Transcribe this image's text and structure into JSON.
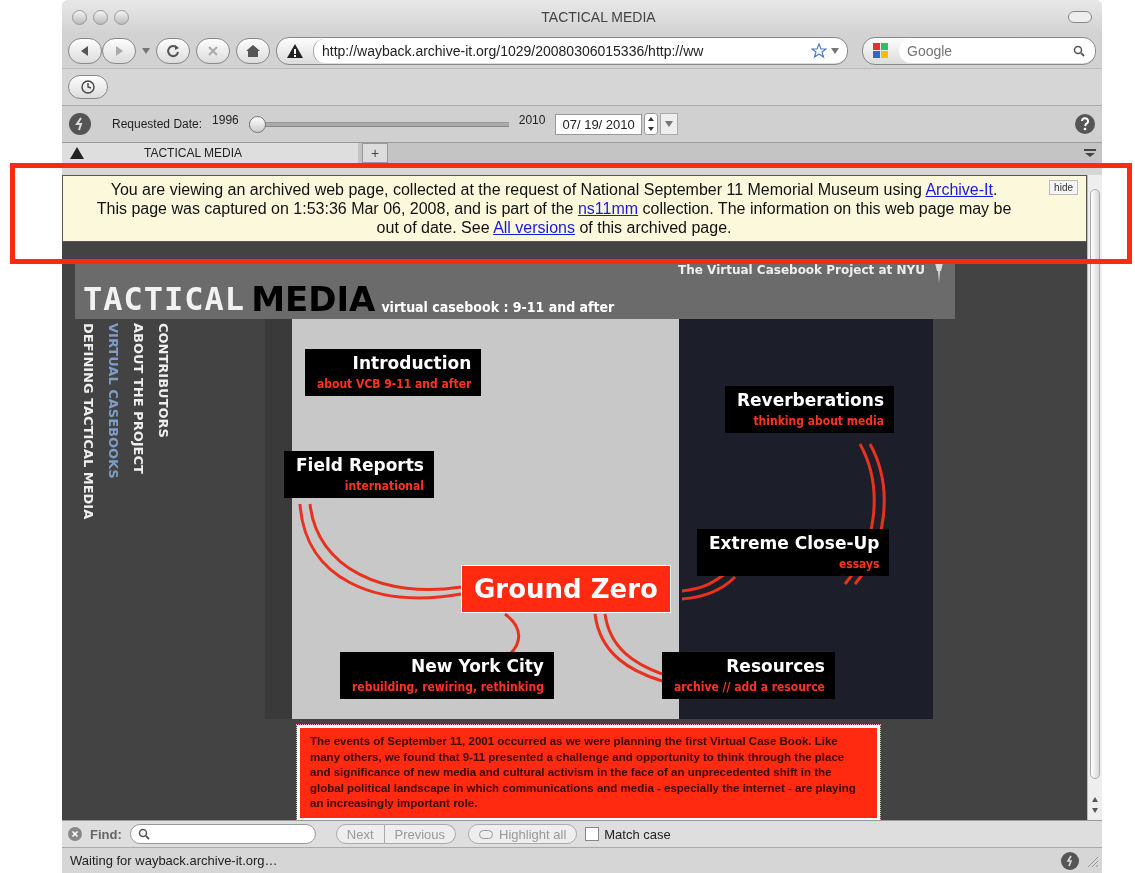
{
  "window": {
    "title": "TACTICAL MEDIA"
  },
  "toolbar": {
    "url": "http://wayback.archive-it.org/1029/20080306015336/http://ww",
    "search_placeholder": "Google"
  },
  "wayback_bar": {
    "label": "Requested Date:",
    "start_year": "1996",
    "end_year": "2010",
    "slider": {
      "level": 0
    },
    "date": "07/ 19/ 2010"
  },
  "tabs": [
    {
      "label": "TACTICAL MEDIA",
      "selected": true
    }
  ],
  "new_tab": "+",
  "notice": {
    "segments": [
      {
        "kind": "text",
        "text": "You are viewing an archived web page, collected at the request of National September 11 Memorial Museum using "
      },
      {
        "kind": "link",
        "text": "Archive-It"
      },
      {
        "kind": "text",
        "text": ". This page was captured on 1:53:36 Mar 06, 2008, and is part of the "
      },
      {
        "kind": "link",
        "text": "ns11mm"
      },
      {
        "kind": "text",
        "text": " collection. The information on this web page may be out of date. See "
      },
      {
        "kind": "link",
        "text": "All versions"
      },
      {
        "kind": "text",
        "text": " of this archived page."
      }
    ],
    "hide_button": "hide"
  },
  "site": {
    "logo_dotted": "TACTICAL",
    "logo_bold": "MEDIA",
    "tagline": "virtual casebook : 9-11 and after",
    "project": "The Virtual Casebook Project at NYU",
    "nav": [
      {
        "label": "DEFINING TACTICAL MEDIA",
        "selected": false
      },
      {
        "label": "VIRTUAL CASEBOOKS",
        "selected": true
      },
      {
        "label": "ABOUT THE PROJECT",
        "selected": false
      },
      {
        "label": "CONTRIBUTORS",
        "selected": false
      }
    ],
    "sections": [
      {
        "kind": "plain",
        "title": "Introduction",
        "subtitle": "about VCB 9-11 and after"
      },
      {
        "kind": "plain",
        "title": "Reverberations",
        "subtitle": "thinking about media"
      },
      {
        "kind": "plain",
        "title": "Field Reports",
        "subtitle": "international"
      },
      {
        "kind": "plain",
        "title": "Extreme Close-Up",
        "subtitle": "essays"
      },
      {
        "kind": "featured",
        "title": "Ground Zero"
      },
      {
        "kind": "plain",
        "title": "New York City",
        "subtitle": "rebuilding, rewiring, rethinking"
      },
      {
        "kind": "plain",
        "title": "Resources",
        "subtitle": "archive // add a resource"
      }
    ],
    "intro_text": "The events of September 11, 2001 occurred as we were planning the first Virtual Case Book. Like many others, we found that 9-11 presented a challenge and opportunity to think through the place and significance of new media and cultural activism in the face of an unprecedented shift in the global political landscape in which communications and media - especially the internet - are playing an increasingly important role."
  },
  "find_bar": {
    "label": "Find:",
    "next": "Next",
    "previous": "Previous",
    "highlight": "Highlight all",
    "match_case": {
      "label": "Match case",
      "checked": false
    }
  },
  "status_bar": {
    "text": "Waiting for wayback.archive-it.org…"
  }
}
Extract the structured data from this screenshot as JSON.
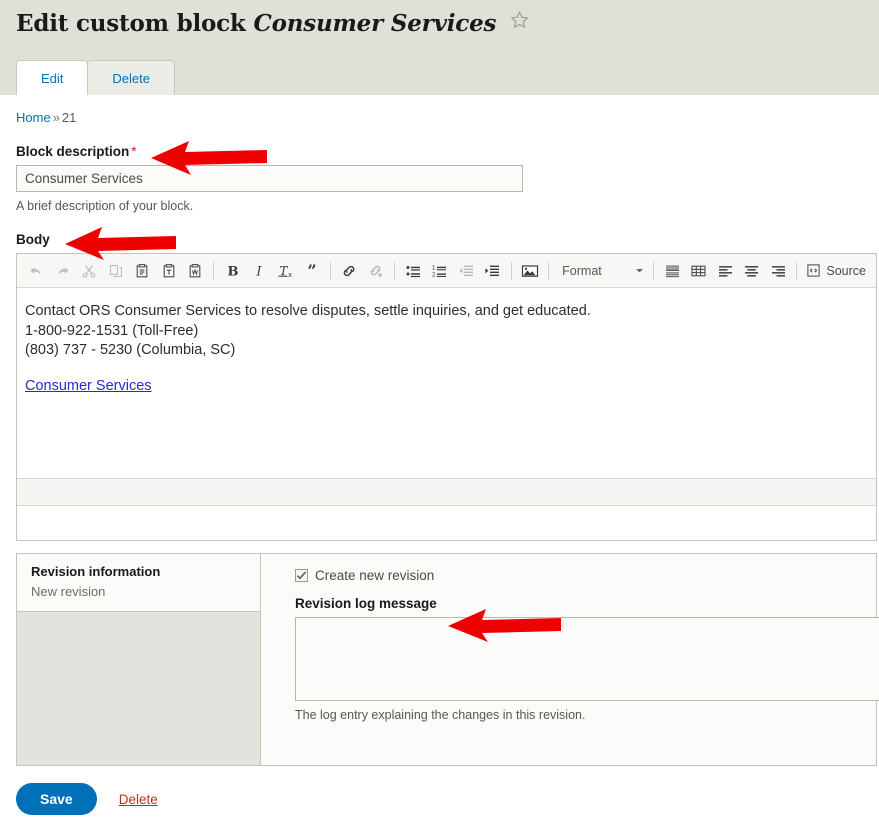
{
  "header": {
    "title_prefix": "Edit custom block",
    "title_entity": "Consumer Services",
    "star_icon": "star-outline-icon"
  },
  "tabs": [
    {
      "label": "Edit",
      "active": true
    },
    {
      "label": "Delete",
      "active": false
    }
  ],
  "breadcrumb": {
    "home": "Home",
    "separator": "»",
    "current": "21"
  },
  "fields": {
    "block_description": {
      "label": "Block description",
      "required_marker": "*",
      "value": "Consumer Services",
      "placeholder": "",
      "description": "A brief description of your block."
    },
    "body": {
      "label": "Body"
    }
  },
  "editor": {
    "format_label": "Format",
    "source_label": "Source",
    "toolbar_groups": [
      {
        "buttons": [
          {
            "name": "undo-icon",
            "title": "Undo",
            "disabled": true
          },
          {
            "name": "redo-icon",
            "title": "Redo",
            "disabled": true
          },
          {
            "name": "cut-icon",
            "title": "Cut",
            "disabled": true
          },
          {
            "name": "copy-icon",
            "title": "Copy",
            "disabled": true
          },
          {
            "name": "paste-icon",
            "title": "Paste",
            "disabled": false
          },
          {
            "name": "paste-text-icon",
            "title": "Paste as plain text",
            "disabled": false
          },
          {
            "name": "paste-word-icon",
            "title": "Paste from Word",
            "disabled": false
          }
        ]
      },
      {
        "buttons": [
          {
            "name": "bold-icon",
            "title": "Bold",
            "disabled": false
          },
          {
            "name": "italic-icon",
            "title": "Italic",
            "disabled": false
          },
          {
            "name": "remove-format-icon",
            "title": "Remove Format",
            "disabled": false
          },
          {
            "name": "blockquote-icon",
            "title": "Block Quote",
            "disabled": false
          }
        ]
      },
      {
        "buttons": [
          {
            "name": "link-icon",
            "title": "Link",
            "disabled": false
          },
          {
            "name": "unlink-icon",
            "title": "Unlink",
            "disabled": true
          }
        ]
      },
      {
        "buttons": [
          {
            "name": "bulleted-list-icon",
            "title": "Bulleted list",
            "disabled": false
          },
          {
            "name": "numbered-list-icon",
            "title": "Numbered list",
            "disabled": false
          },
          {
            "name": "outdent-icon",
            "title": "Decrease indent",
            "disabled": true
          },
          {
            "name": "indent-icon",
            "title": "Increase indent",
            "disabled": false
          }
        ]
      },
      {
        "buttons": [
          {
            "name": "image-icon",
            "title": "Image",
            "disabled": false
          }
        ]
      },
      {
        "buttons": [
          {
            "name": "horizontal-rule-icon",
            "title": "Horizontal line",
            "disabled": false
          },
          {
            "name": "table-icon",
            "title": "Table",
            "disabled": false
          },
          {
            "name": "align-left-icon",
            "title": "Align left",
            "disabled": false
          },
          {
            "name": "align-center-icon",
            "title": "Center",
            "disabled": false
          },
          {
            "name": "align-right-icon",
            "title": "Align right",
            "disabled": false
          }
        ]
      }
    ],
    "content": {
      "line1": "Contact ORS Consumer Services to resolve disputes, settle inquiries, and get educated.",
      "line2": "1-800-922-1531 (Toll-Free)",
      "line3": "(803) 737 - 5230 (Columbia, SC)",
      "link": "Consumer Services"
    }
  },
  "revision": {
    "tab_title": "Revision information",
    "tab_summary": "New revision",
    "checkbox_label": "Create new revision",
    "checkbox_checked": true,
    "log_label": "Revision log message",
    "log_value": "",
    "log_placeholder": "",
    "log_description": "The log entry explaining the changes in this revision."
  },
  "actions": {
    "save_label": "Save",
    "delete_label": "Delete"
  },
  "annotations": [
    {
      "name": "arrow-block-description",
      "target": "Block description"
    },
    {
      "name": "arrow-body",
      "target": "Body"
    },
    {
      "name": "arrow-revision-log",
      "target": "Revision log message"
    }
  ],
  "colors": {
    "accent_blue": "#0071b8",
    "header_bg": "#e0e0d8",
    "required_red": "#d02020",
    "delete_red": "#b5361c",
    "annotation_red": "#ee0000"
  }
}
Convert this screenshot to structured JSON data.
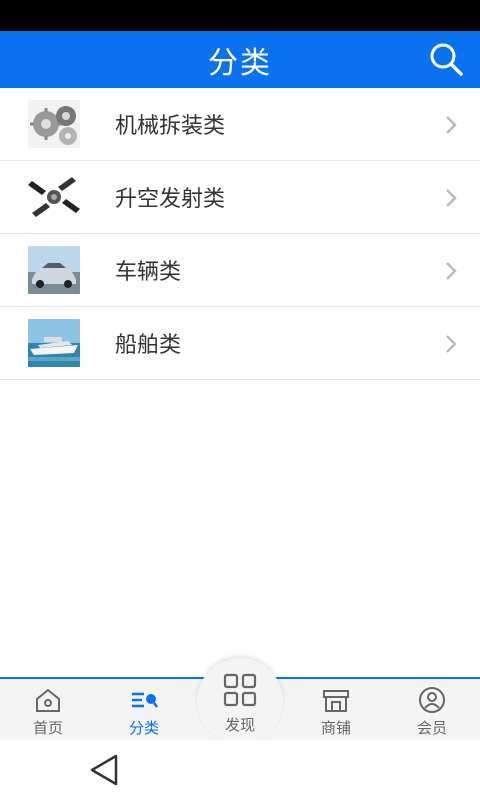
{
  "header": {
    "title": "分类"
  },
  "categories": [
    {
      "label": "机械拆装类",
      "thumb": "gears-thumbnail"
    },
    {
      "label": "升空发射类",
      "thumb": "satellite-thumbnail"
    },
    {
      "label": "车辆类",
      "thumb": "car-thumbnail"
    },
    {
      "label": "船舶类",
      "thumb": "ship-thumbnail"
    }
  ],
  "bottom_nav": {
    "items": [
      {
        "label": "首页",
        "icon": "home-icon"
      },
      {
        "label": "分类",
        "icon": "category-icon",
        "active": true
      },
      {
        "label": "发现",
        "icon": "grid-icon"
      },
      {
        "label": "商铺",
        "icon": "store-icon"
      },
      {
        "label": "会员",
        "icon": "user-icon"
      }
    ]
  },
  "colors": {
    "accent": "#0a72ee",
    "nav_bg": "#f4f4f4",
    "text": "#333333",
    "muted": "#666666"
  }
}
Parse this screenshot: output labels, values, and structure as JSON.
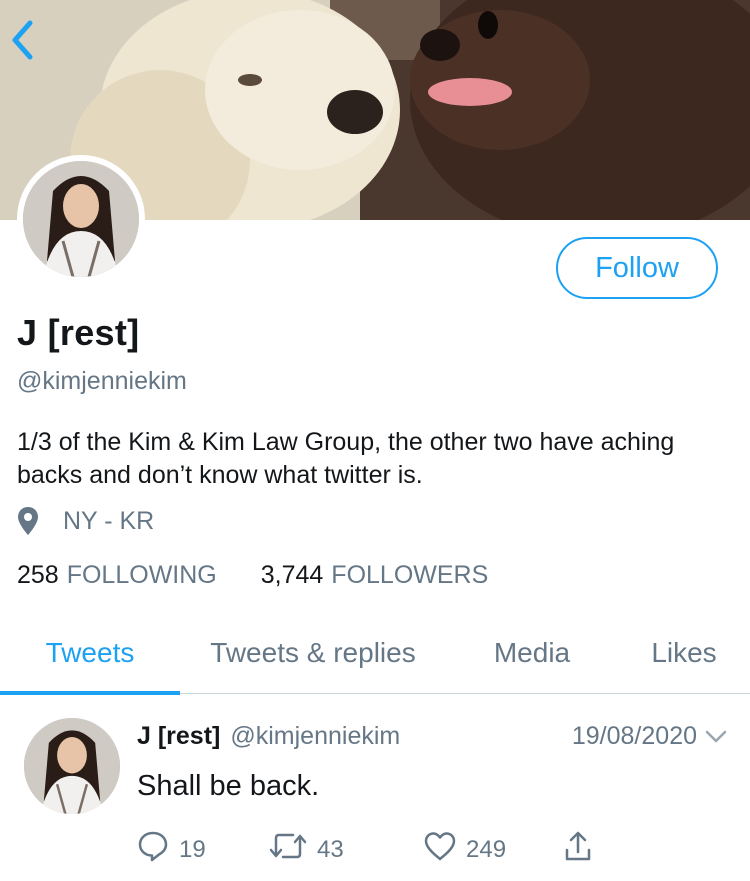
{
  "profile": {
    "display_name": "J [rest]",
    "handle": "@kimjenniekim",
    "bio": "1/3 of the Kim & Kim Law Group, the other two have aching backs and don’t know what twitter is.",
    "location": "NY - KR",
    "follow_label": "Follow"
  },
  "stats": {
    "following_count": "258",
    "following_label": "FOLLOWING",
    "followers_count": "3,744",
    "followers_label": "FOLLOWERS"
  },
  "tabs": [
    {
      "label": "Tweets",
      "active": true
    },
    {
      "label": "Tweets & replies",
      "active": false
    },
    {
      "label": "Media",
      "active": false
    },
    {
      "label": "Likes",
      "active": false
    }
  ],
  "tweet": {
    "name": "J [rest]",
    "handle": "@kimjenniekim",
    "date": "19/08/2020",
    "text": "Shall be back.",
    "replies": "19",
    "retweets": "43",
    "likes": "249"
  },
  "colors": {
    "accent": "#1da1f2",
    "muted": "#657786",
    "text": "#14171a"
  },
  "icons": {
    "back": "chevron-left-icon",
    "location": "location-pin-icon",
    "reply": "reply-bubble-icon",
    "retweet": "retweet-icon",
    "like": "heart-icon",
    "share": "share-icon",
    "menu": "chevron-down-icon"
  }
}
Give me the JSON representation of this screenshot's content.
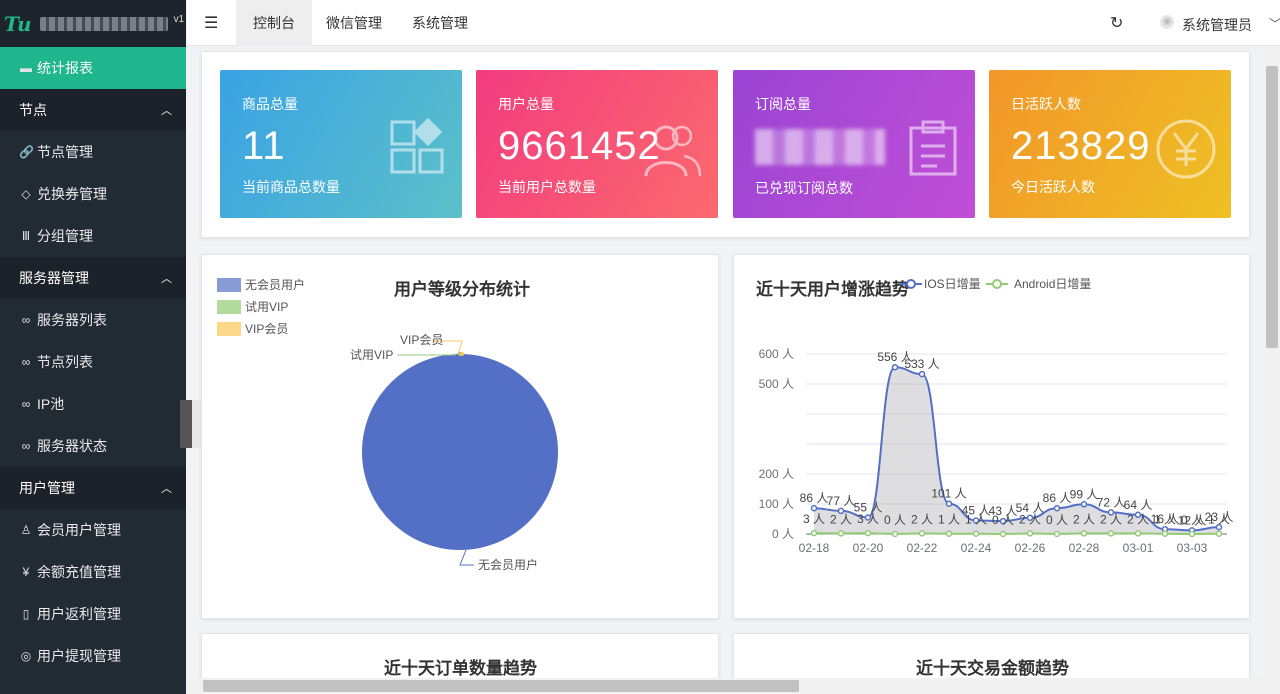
{
  "brand": {
    "logo": "Tu",
    "version": "v1"
  },
  "sidebar": {
    "active_item": {
      "icon": "▬",
      "label": "统计报表"
    },
    "groups": [
      {
        "label": "节点",
        "items": [
          {
            "icon": "🔗",
            "label": "节点管理"
          },
          {
            "icon": "◇",
            "label": "兑换券管理"
          },
          {
            "icon": "Ⅲ",
            "label": "分组管理"
          }
        ]
      },
      {
        "label": "服务器管理",
        "items": [
          {
            "icon": "∞",
            "label": "服务器列表"
          },
          {
            "icon": "∞",
            "label": "节点列表"
          },
          {
            "icon": "∞",
            "label": "IP池"
          },
          {
            "icon": "∞",
            "label": "服务器状态"
          }
        ]
      },
      {
        "label": "用户管理",
        "items": [
          {
            "icon": "♙",
            "label": "会员用户管理"
          },
          {
            "icon": "¥",
            "label": "余额充值管理"
          },
          {
            "icon": "▯",
            "label": "用户返利管理"
          },
          {
            "icon": "◎",
            "label": "用户提现管理"
          }
        ]
      }
    ]
  },
  "topbar": {
    "tabs": [
      "控制台",
      "微信管理",
      "系统管理"
    ],
    "user_name": "系统管理员"
  },
  "stats": [
    {
      "title": "商品总量",
      "value": "11",
      "sub": "当前商品总数量",
      "icon": "grid-icon",
      "color_from": "#3aa3e3",
      "color_to": "#5cc0c9"
    },
    {
      "title": "用户总量",
      "value": "9661452",
      "sub": "当前用户总数量",
      "icon": "users-icon",
      "color_from": "#f23c7f",
      "color_to": "#fb6a6e"
    },
    {
      "title": "订阅总量",
      "value": "",
      "sub": "已兑现订阅总数",
      "icon": "clipboard-icon",
      "color_from": "#9a44d3",
      "color_to": "#c04fd6"
    },
    {
      "title": "日活跃人数",
      "value": "213829",
      "sub": "今日活跃人数",
      "icon": "yen-icon",
      "color_from": "#f2962a",
      "color_to": "#eec124"
    }
  ],
  "pie_panel": {
    "title": "用户等级分布统计",
    "legend": [
      {
        "label": "无会员用户",
        "color": "#5470c6"
      },
      {
        "label": "试用VIP",
        "color": "#91cc75"
      },
      {
        "label": "VIP会员",
        "color": "#fac858"
      }
    ],
    "callouts": {
      "vip": "VIP会员",
      "trial": "试用VIP",
      "free": "无会员用户"
    }
  },
  "line_panel": {
    "title": "近十天用户增涨趋势",
    "legend": [
      {
        "label": "IOS日增量",
        "color": "#5470c6"
      },
      {
        "label": "Android日增量",
        "color": "#91cc75"
      }
    ]
  },
  "bottom_panels": {
    "left_title": "近十天订单数量趋势",
    "right_title": "近十天交易金额趋势"
  },
  "chart_data": [
    {
      "type": "pie",
      "title": "用户等级分布统计",
      "labels": [
        "无会员用户",
        "试用VIP",
        "VIP会员"
      ],
      "values": [
        99.9,
        0.05,
        0.05
      ],
      "legend": "top-left"
    },
    {
      "type": "line",
      "title": "近十天用户增涨趋势",
      "x": [
        "02-18",
        "02-19",
        "02-20",
        "02-21",
        "02-22",
        "02-23",
        "02-24",
        "02-25",
        "02-26",
        "02-27",
        "02-28",
        "02-29",
        "03-01",
        "03-02",
        "03-03",
        "03-04"
      ],
      "x_tick_labels": [
        "02-18",
        "02-20",
        "02-22",
        "02-24",
        "02-26",
        "02-28",
        "03-01",
        "03-03"
      ],
      "y_tick_labels": [
        "0 人",
        "100 人",
        "200 人",
        "500 人",
        "600 人"
      ],
      "series": [
        {
          "name": "IOS日增量",
          "values": [
            86,
            77,
            55,
            556,
            533,
            101,
            45,
            43,
            54,
            86,
            99,
            72,
            64,
            16,
            12,
            23
          ]
        },
        {
          "name": "Android日增量",
          "values": [
            3,
            2,
            3,
            0,
            2,
            1,
            1,
            0,
            2,
            0,
            2,
            2,
            2,
            1,
            0,
            1
          ]
        }
      ],
      "value_label_suffix": " 人",
      "ylim": [
        0,
        600
      ],
      "grid": true,
      "legend": "top"
    }
  ]
}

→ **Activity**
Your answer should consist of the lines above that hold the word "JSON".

→ **Task result**
Transcribe this image's text and structure into JSON.
Extract the structured data from this screenshot as JSON.
Convert this screenshot to structured JSON data.
Parse this screenshot: output labels, values, and structure as JSON.
Give me the JSON representation of this screenshot's content.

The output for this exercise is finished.